> **Work to complete**: Could you retype every line of the data underneath without altering anything?

> **Excerpted data**:

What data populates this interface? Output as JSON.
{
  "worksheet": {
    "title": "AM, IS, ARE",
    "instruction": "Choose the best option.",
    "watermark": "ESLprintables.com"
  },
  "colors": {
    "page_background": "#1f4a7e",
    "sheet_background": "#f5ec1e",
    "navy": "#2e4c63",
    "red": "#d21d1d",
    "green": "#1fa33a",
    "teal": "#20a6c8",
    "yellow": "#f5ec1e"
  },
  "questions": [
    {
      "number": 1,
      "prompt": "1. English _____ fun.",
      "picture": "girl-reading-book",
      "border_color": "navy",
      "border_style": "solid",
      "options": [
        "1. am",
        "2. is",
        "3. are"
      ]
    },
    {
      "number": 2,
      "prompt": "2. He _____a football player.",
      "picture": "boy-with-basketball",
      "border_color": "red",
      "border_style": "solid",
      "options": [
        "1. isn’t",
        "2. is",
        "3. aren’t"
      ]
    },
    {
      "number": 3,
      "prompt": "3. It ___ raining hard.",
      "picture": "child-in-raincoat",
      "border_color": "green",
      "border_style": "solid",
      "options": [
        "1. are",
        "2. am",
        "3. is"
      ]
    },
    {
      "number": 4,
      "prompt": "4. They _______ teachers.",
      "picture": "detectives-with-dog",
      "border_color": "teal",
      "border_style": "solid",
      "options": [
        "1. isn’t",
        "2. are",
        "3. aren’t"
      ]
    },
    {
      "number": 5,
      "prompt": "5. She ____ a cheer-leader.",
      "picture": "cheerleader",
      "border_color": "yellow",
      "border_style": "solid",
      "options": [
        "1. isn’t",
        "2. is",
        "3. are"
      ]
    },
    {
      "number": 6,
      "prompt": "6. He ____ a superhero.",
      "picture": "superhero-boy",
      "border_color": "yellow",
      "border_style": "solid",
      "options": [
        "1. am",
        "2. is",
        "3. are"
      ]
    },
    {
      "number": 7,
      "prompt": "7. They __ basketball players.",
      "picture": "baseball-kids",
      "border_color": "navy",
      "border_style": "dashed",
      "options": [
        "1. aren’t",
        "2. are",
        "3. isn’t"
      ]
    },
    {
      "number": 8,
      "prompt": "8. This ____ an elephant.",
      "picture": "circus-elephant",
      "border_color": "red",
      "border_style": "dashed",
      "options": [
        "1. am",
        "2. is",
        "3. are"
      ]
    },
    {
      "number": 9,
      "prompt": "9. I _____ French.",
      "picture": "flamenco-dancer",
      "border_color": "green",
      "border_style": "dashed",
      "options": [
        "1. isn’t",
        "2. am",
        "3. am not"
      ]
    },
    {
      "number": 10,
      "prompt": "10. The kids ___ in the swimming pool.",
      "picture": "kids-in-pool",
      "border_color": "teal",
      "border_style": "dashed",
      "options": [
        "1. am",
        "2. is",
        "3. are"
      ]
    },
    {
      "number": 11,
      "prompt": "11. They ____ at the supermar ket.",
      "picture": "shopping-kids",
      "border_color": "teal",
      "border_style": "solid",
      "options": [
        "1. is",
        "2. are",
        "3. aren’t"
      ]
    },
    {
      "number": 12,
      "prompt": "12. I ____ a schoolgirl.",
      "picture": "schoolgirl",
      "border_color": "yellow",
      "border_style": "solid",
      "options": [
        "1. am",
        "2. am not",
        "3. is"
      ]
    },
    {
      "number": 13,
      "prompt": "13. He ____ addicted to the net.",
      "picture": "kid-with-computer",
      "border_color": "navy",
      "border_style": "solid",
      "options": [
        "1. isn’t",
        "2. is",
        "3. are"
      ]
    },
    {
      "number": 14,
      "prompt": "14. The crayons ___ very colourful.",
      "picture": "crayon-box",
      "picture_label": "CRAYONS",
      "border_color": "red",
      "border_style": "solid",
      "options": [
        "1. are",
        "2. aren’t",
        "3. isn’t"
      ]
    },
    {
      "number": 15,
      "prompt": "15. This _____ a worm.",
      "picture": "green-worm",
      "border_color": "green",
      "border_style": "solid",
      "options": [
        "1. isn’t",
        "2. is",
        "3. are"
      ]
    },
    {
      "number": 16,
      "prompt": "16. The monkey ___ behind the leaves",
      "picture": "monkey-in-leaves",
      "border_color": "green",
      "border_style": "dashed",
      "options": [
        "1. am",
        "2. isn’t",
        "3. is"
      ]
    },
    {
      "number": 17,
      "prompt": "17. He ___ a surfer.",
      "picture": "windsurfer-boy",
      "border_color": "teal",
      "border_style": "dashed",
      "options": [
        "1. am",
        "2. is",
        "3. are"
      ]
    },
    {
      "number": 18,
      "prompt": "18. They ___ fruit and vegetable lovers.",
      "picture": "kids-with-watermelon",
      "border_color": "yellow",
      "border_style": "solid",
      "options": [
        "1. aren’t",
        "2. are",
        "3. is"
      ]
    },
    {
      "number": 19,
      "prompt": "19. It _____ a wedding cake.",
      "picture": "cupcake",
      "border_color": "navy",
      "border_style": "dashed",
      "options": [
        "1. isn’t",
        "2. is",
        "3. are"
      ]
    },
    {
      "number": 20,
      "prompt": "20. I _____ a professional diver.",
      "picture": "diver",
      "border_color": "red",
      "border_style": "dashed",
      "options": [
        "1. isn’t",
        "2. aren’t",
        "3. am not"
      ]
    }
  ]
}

> **Task response**:
What data populates this interface? Output as JSON.
{
  "worksheet": {
    "title": "AM, IS, ARE",
    "instruction": "Choose the best option.",
    "watermark": "ESLprintables.com"
  },
  "colors": {
    "page_background": "#1f4a7e",
    "sheet_background": "#f5ec1e",
    "navy": "#2e4c63",
    "red": "#d21d1d",
    "green": "#1fa33a",
    "teal": "#20a6c8",
    "yellow": "#f5ec1e"
  },
  "questions": [
    {
      "number": 1,
      "prompt": "1. English _____ fun.",
      "picture": "girl-reading-book",
      "border_color": "navy",
      "border_style": "solid",
      "options": [
        "1. am",
        "2. is",
        "3. are"
      ]
    },
    {
      "number": 2,
      "prompt": "2. He _____a football player.",
      "picture": "boy-with-basketball",
      "border_color": "red",
      "border_style": "solid",
      "options": [
        "1. isn’t",
        "2. is",
        "3. aren’t"
      ]
    },
    {
      "number": 3,
      "prompt": "3. It ___ raining hard.",
      "picture": "child-in-raincoat",
      "border_color": "green",
      "border_style": "solid",
      "options": [
        "1. are",
        "2. am",
        "3. is"
      ]
    },
    {
      "number": 4,
      "prompt": "4. They _______ teachers.",
      "picture": "detectives-with-dog",
      "border_color": "teal",
      "border_style": "solid",
      "options": [
        "1. isn’t",
        "2. are",
        "3. aren’t"
      ]
    },
    {
      "number": 5,
      "prompt": "5. She ____ a cheer-leader.",
      "picture": "cheerleader",
      "border_color": "yellow",
      "border_style": "solid",
      "options": [
        "1. isn’t",
        "2. is",
        "3. are"
      ]
    },
    {
      "number": 6,
      "prompt": "6. He ____ a superhero.",
      "picture": "superhero-boy",
      "border_color": "yellow",
      "border_style": "solid",
      "options": [
        "1. am",
        "2. is",
        "3. are"
      ]
    },
    {
      "number": 7,
      "prompt": "7. They __ basketball players.",
      "picture": "baseball-kids",
      "border_color": "navy",
      "border_style": "dashed",
      "options": [
        "1. aren’t",
        "2. are",
        "3. isn’t"
      ]
    },
    {
      "number": 8,
      "prompt": "8. This ____ an elephant.",
      "picture": "circus-elephant",
      "border_color": "red",
      "border_style": "dashed",
      "options": [
        "1. am",
        "2. is",
        "3. are"
      ]
    },
    {
      "number": 9,
      "prompt": "9. I _____ French.",
      "picture": "flamenco-dancer",
      "border_color": "green",
      "border_style": "dashed",
      "options": [
        "1. isn’t",
        "2. am",
        "3. am not"
      ]
    },
    {
      "number": 10,
      "prompt": "10. The kids ___ in the swimming pool.",
      "picture": "kids-in-pool",
      "border_color": "teal",
      "border_style": "dashed",
      "options": [
        "1. am",
        "2. is",
        "3. are"
      ]
    },
    {
      "number": 11,
      "prompt": "11. They ____ at the supermar ket.",
      "picture": "shopping-kids",
      "border_color": "teal",
      "border_style": "solid",
      "options": [
        "1. is",
        "2. are",
        "3. aren’t"
      ]
    },
    {
      "number": 12,
      "prompt": "12. I ____ a schoolgirl.",
      "picture": "schoolgirl",
      "border_color": "yellow",
      "border_style": "solid",
      "options": [
        "1. am",
        "2. am not",
        "3. is"
      ]
    },
    {
      "number": 13,
      "prompt": "13. He ____ addicted to the net.",
      "picture": "kid-with-computer",
      "border_color": "navy",
      "border_style": "solid",
      "options": [
        "1. isn’t",
        "2. is",
        "3. are"
      ]
    },
    {
      "number": 14,
      "prompt": "14. The crayons ___ very colourful.",
      "picture": "crayon-box",
      "picture_label": "CRAYONS",
      "border_color": "red",
      "border_style": "solid",
      "options": [
        "1. are",
        "2. aren’t",
        "3. isn’t"
      ]
    },
    {
      "number": 15,
      "prompt": "15. This _____ a worm.",
      "picture": "green-worm",
      "border_color": "green",
      "border_style": "solid",
      "options": [
        "1. isn’t",
        "2. is",
        "3. are"
      ]
    },
    {
      "number": 16,
      "prompt": "16. The monkey ___ behind the leaves",
      "picture": "monkey-in-leaves",
      "border_color": "green",
      "border_style": "dashed",
      "options": [
        "1. am",
        "2. isn’t",
        "3. is"
      ]
    },
    {
      "number": 17,
      "prompt": "17. He ___ a surfer.",
      "picture": "windsurfer-boy",
      "border_color": "teal",
      "border_style": "dashed",
      "options": [
        "1. am",
        "2. is",
        "3. are"
      ]
    },
    {
      "number": 18,
      "prompt": "18. They ___ fruit and vegetable lovers.",
      "picture": "kids-with-watermelon",
      "border_color": "yellow",
      "border_style": "solid",
      "options": [
        "1. aren’t",
        "2. are",
        "3. is"
      ]
    },
    {
      "number": 19,
      "prompt": "19. It _____ a wedding cake.",
      "picture": "cupcake",
      "border_color": "navy",
      "border_style": "dashed",
      "options": [
        "1. isn’t",
        "2. is",
        "3. are"
      ]
    },
    {
      "number": 20,
      "prompt": "20. I _____ a professional diver.",
      "picture": "diver",
      "border_color": "red",
      "border_style": "dashed",
      "options": [
        "1. isn’t",
        "2. aren’t",
        "3. am not"
      ]
    }
  ]
}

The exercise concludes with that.